Mathematics in a school context is relentlessly hierarchical, and that causes issues just like language learning. Without the ability to form that strong foundation, you're effectively prevented from progressing. Those issues start early on and may not be an accident. Don’t get me wrong – we rely on our great out-of-subject teachers. But by the end of year ten, around 87% of students had an untrained teacher for at least a six-month period.

Do you think it's a coincidence that the proportion of students who are taking Advanced or Extension subjects in years 11 and 12 is about the complement of 87%? It's about 13%. Now, the reason why that's important is because students without mathematical fluency have no entryway into the ideas being discussed and the skills being developed in lessons, because they’re potentially missing three years of content. Now, as you said, reading is very similar to that, but not all of English is reading. If a student doesn’t understand how enjambment works in a poem, they can still appreciate poetry, even write poetry. English is more cumulative.

In Mathematics, that essential knowledge starts all the way back in Stage Two with developing multiplication facts. If students don't develop that, the train moves on without them. And by the time they arrive in Stage Four, they're developing multiplicative thinking, which is the foundation for fractions, decimals and percentages. Students are up the creek without a paddle without this understanding.

Most of school Mathematics in New South Wales is headed towards calculus, which is underpinned by a basic idea called the derivative, which is a very fancy, specialised fraction. That's all it is. Yet students will often perform all the algorithms and the processes and determine correct answers to questions without ever developing that underlying concept because they missed it six years earlier. This is problematic because it is the development of that deeper understanding which is actually the point. That relentless hierarchy of learning in the school context has wide ranging implications.

The next question I asked Eddie was the most contentious and the trickiest. Essentially, I wanted to know if Mathematics Anxiety deserved its own DSM-5 entry. Students experience many forms of academic anxiety, but only Mathematics has its own brand.

That’s a great question that gets to the nub of the issue. The answer comes in two parts. Do I think it deserves its own categorical classification as separate from all the other varieties of academic anxiety? I think that's a mistake. Do I still think of it as a useful construct, especially when I'm speaking with students and their parents? Could the term help them to understand what they’re experiencing? Could the term help me to help them? I do think the term can be helpful.

I use the term as a sort of compromise because my priority is to communicate as efficiently as I can. People identify in this way, and then that becomes a gateway to unpacking their experiences in more detail. We can talk about other ways to think about Mathematics, and the way that it's taught can free students from those feelings. After that, we can talk about the fact that this kind of anxiety is one breed among many. We’ve talked about reading aloud in English as similar. Let’s acknowledge that it’s real but without treating it as something that’s categorically different to other anxieties.

The prevalence of anxiety does say something about the way Mathematics is being taught. It’s not a given that students will develop mathematical fluency early and therefore have feelings of competence and confidence. Similarly, it’s not a given that they will develop Mathematics anxiety, but give them time in the right environment and you can guarantee that they will.
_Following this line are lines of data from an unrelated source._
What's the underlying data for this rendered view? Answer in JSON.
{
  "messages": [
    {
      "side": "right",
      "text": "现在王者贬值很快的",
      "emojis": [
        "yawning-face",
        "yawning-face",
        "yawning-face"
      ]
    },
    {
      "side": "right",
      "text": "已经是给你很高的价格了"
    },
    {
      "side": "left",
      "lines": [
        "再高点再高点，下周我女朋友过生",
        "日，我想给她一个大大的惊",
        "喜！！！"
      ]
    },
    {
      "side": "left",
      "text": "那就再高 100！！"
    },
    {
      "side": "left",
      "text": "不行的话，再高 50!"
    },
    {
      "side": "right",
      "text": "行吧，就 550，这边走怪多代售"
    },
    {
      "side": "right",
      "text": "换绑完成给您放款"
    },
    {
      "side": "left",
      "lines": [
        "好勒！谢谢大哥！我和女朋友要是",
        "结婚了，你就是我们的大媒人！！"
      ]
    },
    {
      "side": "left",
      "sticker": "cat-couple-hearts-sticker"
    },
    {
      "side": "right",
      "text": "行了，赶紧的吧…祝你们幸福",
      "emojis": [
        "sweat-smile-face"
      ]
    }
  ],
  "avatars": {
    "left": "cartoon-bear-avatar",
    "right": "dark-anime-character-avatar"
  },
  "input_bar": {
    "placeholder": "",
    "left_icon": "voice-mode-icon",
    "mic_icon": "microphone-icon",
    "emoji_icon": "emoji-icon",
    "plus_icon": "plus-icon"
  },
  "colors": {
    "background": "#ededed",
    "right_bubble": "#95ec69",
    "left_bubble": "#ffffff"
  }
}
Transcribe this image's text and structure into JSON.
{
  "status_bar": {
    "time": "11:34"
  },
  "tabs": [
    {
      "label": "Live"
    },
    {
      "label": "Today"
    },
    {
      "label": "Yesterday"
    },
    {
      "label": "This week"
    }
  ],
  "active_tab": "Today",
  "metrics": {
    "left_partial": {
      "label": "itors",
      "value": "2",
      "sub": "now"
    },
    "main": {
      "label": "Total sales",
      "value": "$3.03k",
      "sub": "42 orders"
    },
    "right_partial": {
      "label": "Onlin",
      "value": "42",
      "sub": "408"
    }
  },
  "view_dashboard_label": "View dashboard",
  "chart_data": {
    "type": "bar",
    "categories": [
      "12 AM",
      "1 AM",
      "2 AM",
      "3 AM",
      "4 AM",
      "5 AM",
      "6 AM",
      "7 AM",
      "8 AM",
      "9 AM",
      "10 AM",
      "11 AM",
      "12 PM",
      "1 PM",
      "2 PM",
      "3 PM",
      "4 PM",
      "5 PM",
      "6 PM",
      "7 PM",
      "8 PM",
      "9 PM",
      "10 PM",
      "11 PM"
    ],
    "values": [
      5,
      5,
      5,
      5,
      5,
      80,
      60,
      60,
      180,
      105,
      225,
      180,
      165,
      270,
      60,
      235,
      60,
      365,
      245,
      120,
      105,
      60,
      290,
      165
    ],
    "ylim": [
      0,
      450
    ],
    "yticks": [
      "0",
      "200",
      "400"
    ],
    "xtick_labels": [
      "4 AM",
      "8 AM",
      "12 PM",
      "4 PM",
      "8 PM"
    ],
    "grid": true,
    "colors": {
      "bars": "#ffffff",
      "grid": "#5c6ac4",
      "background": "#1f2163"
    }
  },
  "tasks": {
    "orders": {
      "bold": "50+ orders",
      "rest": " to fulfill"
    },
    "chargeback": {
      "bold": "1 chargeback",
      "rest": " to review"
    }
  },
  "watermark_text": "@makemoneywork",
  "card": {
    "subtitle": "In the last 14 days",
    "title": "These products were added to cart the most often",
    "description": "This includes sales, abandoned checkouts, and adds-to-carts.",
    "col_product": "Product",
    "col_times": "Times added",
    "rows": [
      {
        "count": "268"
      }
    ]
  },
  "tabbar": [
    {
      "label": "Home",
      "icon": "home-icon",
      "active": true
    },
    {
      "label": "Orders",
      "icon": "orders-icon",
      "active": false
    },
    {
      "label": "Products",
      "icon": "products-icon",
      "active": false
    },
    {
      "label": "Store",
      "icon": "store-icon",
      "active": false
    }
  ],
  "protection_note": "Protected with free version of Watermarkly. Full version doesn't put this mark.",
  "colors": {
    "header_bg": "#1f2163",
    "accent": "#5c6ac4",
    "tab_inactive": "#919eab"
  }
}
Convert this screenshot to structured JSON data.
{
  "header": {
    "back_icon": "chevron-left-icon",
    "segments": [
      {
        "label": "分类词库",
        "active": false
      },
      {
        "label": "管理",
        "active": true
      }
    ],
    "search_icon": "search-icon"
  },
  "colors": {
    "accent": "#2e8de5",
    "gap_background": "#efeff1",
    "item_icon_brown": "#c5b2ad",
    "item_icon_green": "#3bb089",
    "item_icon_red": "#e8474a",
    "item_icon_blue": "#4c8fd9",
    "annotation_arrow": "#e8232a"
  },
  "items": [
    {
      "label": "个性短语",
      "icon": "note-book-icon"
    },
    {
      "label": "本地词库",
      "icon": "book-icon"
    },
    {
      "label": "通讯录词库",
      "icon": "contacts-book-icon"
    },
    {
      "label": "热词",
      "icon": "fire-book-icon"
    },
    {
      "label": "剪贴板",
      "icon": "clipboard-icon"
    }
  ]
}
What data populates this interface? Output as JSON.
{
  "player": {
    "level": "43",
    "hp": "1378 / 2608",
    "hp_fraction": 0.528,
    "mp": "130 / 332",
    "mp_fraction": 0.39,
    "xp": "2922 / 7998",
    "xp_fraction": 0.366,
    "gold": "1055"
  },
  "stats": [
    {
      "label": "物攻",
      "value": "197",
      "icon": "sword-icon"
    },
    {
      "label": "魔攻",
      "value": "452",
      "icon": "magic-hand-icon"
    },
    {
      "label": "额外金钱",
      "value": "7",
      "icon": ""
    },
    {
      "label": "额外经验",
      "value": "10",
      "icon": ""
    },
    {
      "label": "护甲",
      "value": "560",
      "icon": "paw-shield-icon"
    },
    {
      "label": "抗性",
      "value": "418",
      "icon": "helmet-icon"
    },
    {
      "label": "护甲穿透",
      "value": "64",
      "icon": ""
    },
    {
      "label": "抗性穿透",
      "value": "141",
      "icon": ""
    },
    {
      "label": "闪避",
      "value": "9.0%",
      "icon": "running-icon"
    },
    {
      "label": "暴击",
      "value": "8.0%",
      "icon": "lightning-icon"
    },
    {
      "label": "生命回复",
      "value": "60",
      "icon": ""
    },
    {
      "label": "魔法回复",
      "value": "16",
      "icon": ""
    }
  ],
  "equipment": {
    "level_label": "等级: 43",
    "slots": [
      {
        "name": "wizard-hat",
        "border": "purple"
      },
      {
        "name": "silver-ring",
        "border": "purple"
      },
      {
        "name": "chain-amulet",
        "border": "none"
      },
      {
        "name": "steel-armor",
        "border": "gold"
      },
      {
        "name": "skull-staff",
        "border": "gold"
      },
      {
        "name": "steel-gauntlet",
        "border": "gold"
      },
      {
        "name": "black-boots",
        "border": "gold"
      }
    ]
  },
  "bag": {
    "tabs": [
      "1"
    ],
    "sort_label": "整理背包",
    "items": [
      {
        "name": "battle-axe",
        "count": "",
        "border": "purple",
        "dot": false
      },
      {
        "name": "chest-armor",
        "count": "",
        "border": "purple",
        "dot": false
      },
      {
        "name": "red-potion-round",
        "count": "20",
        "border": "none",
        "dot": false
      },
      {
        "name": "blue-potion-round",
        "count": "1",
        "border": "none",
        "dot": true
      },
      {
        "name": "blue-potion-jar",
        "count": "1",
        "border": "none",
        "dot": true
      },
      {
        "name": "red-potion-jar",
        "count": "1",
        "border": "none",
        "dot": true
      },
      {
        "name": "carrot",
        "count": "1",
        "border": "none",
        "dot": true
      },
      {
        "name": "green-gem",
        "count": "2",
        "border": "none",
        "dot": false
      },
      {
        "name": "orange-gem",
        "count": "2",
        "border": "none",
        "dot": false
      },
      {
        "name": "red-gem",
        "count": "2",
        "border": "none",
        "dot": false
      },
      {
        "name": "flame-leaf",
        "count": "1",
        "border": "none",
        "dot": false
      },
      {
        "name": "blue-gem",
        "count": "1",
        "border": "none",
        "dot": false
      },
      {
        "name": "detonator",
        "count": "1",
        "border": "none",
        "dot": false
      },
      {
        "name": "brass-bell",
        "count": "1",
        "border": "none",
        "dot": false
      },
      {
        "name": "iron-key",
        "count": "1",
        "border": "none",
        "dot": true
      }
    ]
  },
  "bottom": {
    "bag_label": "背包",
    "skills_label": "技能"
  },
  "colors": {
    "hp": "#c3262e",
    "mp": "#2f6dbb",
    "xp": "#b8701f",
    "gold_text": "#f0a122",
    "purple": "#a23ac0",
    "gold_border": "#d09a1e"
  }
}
Why is that? It’s certainly an issue and we as Mathematics teachers need to own it and admit that we’re clearly doing something systematically wrong here. Other subjects don’t have this problem in the endemic way that we do. Let's call that Mathematics Anxiety and recognise there's a problem that we as Mathematics educators need to tackle.